I always voted Labour, even when it was New Labour, but I joined the Party for the first time last year. I was complaining about the loss of Labour values and the Party’s lack of dynamism in challenging the Coalition. A Party member told me to stop criticising and join if I wanted to make a difference. I started to attend local CLP meetings.
Bexley and Crayford CLP is not well attended but there are people who have been party members for decades and remain loyal. I ended up as the conference delegate because no one else wanted to attend.
The first thing that struck me about the conference was that G4S was responsible for security. I thought this was in very bad taste, given the fiasco over security for London 2012 and the fact they are employers of cleaners and premises managers in schools, replacing what used to be council staff. Then there are the allegations made against them about the treatment of asylum seekers following the death of Jimmy Mubenga. G4S has a well deserved, appalling reputation.
The second thing was the awfulness of the conference venue – dark, uncomfortable and unwelcoming. The food was atrocious and overpriced. What surprised me most was how ‘corporate’ it felt, with people dressed in suits, some women striding about in skyscraper heels. Senior party members did not interact with ordinary members. I felt like I’d stumbled into a private school’s open day!
I received my delegate’s pack quite late and was overwhelmed by the amount I had to read before voting for the different sections of the National Policy Forum Report. I missed a couple of ballots because I was listening to what was going on – it would have been helpful to have reminders.

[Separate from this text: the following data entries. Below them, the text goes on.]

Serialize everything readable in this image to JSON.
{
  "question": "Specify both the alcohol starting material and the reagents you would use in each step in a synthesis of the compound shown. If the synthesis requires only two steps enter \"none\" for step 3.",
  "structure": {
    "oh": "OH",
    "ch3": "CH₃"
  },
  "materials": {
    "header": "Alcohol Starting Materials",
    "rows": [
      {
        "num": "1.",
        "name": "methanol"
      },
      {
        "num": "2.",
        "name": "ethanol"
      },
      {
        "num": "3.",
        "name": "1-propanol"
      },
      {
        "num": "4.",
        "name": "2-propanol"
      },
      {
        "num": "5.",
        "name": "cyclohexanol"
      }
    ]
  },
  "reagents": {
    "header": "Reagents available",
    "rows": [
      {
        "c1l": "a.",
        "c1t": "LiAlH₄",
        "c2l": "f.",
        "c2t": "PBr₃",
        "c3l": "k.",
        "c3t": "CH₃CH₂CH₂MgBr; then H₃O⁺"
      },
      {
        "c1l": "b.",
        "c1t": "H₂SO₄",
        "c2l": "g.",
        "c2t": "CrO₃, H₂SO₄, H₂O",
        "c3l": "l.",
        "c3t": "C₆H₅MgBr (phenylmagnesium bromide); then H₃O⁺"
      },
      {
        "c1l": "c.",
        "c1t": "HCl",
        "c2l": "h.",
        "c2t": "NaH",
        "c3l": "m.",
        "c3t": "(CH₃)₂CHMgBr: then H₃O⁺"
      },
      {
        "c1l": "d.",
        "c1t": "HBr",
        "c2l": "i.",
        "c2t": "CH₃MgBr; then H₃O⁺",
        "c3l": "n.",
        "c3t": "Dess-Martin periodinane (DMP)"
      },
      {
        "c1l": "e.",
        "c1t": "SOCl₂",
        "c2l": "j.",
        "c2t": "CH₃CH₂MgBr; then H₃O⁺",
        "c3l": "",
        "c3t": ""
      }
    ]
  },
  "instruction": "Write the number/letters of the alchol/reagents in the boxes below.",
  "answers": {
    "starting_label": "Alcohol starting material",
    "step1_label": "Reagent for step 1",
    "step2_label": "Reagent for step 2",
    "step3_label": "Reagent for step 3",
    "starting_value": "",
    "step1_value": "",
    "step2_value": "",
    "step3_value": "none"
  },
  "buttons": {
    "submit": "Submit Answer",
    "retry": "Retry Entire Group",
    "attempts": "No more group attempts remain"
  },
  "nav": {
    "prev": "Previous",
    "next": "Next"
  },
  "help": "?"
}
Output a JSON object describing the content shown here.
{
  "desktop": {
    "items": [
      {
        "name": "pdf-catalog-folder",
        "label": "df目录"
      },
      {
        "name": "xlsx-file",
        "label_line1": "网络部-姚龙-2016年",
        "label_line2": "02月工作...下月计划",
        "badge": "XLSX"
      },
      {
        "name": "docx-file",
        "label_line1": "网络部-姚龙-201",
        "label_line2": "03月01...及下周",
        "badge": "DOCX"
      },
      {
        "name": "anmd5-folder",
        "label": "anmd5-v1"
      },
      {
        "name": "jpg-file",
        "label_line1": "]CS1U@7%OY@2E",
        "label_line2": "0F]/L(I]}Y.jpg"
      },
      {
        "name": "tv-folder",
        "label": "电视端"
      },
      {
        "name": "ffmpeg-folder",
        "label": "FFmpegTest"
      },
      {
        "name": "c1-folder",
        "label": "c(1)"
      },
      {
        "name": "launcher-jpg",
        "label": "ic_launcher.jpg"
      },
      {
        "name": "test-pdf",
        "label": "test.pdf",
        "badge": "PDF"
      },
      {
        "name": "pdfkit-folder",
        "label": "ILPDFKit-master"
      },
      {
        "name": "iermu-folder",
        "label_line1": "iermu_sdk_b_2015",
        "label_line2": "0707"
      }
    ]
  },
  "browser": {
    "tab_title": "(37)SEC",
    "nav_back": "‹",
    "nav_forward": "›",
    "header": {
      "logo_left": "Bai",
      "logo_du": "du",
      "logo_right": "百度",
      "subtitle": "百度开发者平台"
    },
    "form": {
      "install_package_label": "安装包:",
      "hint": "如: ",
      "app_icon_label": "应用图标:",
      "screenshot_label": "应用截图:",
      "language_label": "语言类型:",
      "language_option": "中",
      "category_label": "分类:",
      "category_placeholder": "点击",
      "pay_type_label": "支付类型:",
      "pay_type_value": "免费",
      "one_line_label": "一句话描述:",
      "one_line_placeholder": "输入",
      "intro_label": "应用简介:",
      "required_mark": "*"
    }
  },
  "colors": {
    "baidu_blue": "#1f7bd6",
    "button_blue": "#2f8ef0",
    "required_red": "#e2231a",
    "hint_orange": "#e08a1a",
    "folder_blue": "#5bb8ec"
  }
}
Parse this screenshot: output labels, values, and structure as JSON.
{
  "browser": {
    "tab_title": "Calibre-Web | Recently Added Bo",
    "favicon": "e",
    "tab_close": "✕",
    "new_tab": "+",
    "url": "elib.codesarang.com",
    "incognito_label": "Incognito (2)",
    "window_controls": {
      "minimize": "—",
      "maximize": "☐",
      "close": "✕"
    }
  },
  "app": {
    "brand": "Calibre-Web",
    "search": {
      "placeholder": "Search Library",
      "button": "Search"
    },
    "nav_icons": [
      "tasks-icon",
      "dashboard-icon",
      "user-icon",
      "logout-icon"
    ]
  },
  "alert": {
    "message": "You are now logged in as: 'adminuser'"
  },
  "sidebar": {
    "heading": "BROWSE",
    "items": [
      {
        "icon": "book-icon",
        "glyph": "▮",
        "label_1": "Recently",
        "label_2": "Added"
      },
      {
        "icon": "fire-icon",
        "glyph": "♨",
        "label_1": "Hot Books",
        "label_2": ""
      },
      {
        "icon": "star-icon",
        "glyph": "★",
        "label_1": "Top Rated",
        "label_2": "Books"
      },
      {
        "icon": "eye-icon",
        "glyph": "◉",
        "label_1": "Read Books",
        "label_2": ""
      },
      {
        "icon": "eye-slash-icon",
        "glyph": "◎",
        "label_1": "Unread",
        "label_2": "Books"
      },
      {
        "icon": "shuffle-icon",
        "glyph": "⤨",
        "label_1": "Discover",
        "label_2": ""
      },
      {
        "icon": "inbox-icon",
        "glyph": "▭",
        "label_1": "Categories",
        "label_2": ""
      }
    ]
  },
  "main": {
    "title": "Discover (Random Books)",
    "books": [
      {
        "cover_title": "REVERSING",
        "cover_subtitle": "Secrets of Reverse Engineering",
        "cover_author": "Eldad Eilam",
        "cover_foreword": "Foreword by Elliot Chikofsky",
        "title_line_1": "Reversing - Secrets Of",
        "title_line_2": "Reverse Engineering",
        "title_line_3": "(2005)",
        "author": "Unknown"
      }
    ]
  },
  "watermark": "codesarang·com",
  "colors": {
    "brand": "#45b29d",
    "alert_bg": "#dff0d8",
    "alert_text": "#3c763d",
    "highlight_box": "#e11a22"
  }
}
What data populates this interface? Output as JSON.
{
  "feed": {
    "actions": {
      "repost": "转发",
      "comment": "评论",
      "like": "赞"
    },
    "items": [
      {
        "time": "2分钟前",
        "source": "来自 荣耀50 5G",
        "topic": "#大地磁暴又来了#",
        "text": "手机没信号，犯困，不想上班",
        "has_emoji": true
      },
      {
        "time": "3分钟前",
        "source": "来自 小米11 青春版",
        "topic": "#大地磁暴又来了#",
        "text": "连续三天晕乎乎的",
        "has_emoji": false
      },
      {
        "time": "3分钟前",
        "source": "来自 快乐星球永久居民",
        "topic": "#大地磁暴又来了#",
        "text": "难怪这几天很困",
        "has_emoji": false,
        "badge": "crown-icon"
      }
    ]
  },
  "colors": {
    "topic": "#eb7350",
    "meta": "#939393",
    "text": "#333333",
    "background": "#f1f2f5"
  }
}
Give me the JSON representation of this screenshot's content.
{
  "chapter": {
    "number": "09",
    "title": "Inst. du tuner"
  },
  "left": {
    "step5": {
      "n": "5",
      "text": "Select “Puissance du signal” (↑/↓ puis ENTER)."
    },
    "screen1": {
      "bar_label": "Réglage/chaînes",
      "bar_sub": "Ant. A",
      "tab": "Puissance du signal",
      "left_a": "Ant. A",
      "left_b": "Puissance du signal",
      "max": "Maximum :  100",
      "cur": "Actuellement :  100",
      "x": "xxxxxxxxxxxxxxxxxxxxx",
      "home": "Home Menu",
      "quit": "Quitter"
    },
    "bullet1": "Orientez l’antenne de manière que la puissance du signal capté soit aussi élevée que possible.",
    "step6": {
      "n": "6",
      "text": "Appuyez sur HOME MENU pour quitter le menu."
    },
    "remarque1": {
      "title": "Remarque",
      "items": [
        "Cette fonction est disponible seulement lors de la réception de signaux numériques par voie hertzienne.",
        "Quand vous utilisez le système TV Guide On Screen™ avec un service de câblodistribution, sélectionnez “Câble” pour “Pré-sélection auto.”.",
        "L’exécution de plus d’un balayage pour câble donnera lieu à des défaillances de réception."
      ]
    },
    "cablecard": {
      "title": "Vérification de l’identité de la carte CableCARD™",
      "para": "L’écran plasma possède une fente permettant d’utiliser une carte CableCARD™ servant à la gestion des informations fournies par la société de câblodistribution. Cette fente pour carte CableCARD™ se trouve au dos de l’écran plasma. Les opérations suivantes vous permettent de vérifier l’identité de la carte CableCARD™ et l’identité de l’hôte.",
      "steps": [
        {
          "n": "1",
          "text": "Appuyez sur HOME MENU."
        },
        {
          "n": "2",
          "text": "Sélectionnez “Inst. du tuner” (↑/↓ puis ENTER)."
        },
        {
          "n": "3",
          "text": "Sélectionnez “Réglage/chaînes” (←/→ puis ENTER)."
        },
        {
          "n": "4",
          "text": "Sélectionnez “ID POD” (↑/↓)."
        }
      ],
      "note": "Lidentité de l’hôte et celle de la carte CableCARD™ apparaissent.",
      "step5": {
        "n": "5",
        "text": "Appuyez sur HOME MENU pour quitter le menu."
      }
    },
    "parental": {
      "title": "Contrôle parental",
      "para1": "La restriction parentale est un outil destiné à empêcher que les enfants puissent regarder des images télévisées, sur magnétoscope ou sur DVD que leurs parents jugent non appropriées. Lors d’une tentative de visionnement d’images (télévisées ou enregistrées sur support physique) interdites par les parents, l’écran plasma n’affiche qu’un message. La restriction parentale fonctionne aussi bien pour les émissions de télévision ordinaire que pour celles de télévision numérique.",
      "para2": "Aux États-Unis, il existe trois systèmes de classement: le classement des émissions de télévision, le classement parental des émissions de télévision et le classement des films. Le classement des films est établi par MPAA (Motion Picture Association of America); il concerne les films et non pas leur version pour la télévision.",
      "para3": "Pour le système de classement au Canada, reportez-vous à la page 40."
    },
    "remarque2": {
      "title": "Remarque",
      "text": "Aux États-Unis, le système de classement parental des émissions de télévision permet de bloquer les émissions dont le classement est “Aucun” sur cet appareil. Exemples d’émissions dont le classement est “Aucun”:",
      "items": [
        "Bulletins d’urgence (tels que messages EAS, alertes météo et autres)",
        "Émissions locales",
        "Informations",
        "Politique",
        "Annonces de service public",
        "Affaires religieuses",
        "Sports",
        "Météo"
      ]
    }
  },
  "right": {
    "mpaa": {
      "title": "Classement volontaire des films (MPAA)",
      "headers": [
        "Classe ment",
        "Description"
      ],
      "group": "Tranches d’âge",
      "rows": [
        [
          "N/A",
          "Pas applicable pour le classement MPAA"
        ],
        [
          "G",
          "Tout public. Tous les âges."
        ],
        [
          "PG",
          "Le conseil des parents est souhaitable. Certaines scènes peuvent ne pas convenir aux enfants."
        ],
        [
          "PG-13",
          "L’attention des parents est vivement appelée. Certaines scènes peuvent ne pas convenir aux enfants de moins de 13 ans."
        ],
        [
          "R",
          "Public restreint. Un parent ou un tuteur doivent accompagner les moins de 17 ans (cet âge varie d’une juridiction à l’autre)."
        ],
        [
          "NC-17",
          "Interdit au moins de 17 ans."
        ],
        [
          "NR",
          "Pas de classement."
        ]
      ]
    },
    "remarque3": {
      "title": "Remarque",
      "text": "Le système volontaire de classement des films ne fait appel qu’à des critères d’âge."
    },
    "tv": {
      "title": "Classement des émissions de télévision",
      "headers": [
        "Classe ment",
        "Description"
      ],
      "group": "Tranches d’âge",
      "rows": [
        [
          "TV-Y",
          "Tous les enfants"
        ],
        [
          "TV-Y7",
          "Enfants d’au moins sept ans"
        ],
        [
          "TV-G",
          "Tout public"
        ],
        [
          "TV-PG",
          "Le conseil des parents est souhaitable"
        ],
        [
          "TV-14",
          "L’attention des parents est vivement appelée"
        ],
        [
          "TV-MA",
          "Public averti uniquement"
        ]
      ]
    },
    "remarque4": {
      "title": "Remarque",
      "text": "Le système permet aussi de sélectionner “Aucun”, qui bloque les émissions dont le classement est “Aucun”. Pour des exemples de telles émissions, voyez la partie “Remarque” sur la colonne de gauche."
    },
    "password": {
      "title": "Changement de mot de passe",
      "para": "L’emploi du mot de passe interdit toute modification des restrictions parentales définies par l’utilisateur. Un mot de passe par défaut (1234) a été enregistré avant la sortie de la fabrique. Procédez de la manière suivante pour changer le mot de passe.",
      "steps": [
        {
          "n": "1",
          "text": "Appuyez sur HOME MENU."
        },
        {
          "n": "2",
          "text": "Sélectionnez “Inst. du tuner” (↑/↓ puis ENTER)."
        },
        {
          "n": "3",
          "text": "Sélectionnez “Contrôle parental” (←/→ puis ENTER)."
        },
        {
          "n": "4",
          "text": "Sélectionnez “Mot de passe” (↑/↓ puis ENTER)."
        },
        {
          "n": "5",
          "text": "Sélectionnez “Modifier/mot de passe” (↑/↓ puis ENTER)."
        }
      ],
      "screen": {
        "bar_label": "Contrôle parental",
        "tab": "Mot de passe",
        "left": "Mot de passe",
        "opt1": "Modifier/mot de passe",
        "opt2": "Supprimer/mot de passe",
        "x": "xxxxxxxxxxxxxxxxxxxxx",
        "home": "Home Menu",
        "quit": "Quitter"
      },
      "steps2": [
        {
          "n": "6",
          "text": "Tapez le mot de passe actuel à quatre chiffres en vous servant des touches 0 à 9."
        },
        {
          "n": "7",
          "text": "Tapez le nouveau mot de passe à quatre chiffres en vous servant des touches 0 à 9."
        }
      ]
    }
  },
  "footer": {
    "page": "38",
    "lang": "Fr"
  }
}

The thing I enjoyed most was the policy seminars. Delegates had opportunities to speak to senior members about issues of concern raised from constituencies. The best one I attended was on Health and Social Care. Andy Burnham and Diane Abbott really seemed to listen to what we had to say. For me that is what the annual conference should be about – delegates from constituencies genuinely debating what should be party policy. Without the policy seminars, it is hard to see how that would have happened in any form.